━━ INPUT ━━

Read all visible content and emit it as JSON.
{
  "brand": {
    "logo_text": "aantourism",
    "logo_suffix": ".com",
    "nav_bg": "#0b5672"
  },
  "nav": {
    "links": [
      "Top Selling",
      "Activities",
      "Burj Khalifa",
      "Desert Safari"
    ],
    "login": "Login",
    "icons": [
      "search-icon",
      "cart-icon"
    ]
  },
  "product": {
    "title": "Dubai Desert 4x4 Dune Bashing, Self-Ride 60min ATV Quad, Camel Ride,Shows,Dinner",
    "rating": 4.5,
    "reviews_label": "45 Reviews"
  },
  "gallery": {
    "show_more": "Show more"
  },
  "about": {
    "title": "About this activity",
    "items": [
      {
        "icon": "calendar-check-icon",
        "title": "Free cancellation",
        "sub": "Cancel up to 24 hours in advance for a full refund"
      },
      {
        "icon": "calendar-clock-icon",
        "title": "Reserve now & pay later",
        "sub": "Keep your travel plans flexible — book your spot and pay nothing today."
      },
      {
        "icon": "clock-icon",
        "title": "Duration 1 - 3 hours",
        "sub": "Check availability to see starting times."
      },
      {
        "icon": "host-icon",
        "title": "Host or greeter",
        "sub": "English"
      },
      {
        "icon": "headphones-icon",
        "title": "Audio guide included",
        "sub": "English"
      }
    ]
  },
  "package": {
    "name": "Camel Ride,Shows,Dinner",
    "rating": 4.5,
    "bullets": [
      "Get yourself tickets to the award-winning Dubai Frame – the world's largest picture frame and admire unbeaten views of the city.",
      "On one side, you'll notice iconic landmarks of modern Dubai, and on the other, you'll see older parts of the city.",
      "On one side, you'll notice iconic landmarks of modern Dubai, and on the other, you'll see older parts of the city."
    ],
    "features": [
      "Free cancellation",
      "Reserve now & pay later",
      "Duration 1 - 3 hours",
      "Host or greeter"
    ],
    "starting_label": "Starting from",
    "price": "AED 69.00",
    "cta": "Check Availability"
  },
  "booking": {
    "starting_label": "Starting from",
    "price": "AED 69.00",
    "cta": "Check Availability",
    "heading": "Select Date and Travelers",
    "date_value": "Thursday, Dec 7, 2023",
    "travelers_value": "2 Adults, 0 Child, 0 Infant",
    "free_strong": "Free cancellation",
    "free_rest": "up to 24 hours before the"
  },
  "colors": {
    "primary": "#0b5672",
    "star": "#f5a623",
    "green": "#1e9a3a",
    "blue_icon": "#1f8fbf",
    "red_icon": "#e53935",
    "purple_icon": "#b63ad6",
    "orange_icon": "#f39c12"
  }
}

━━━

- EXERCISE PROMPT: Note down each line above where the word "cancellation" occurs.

- ANSWER SECTION:
        "title": "Free cancellation",
      "Free cancellation",
    "free_strong": "Free cancellation",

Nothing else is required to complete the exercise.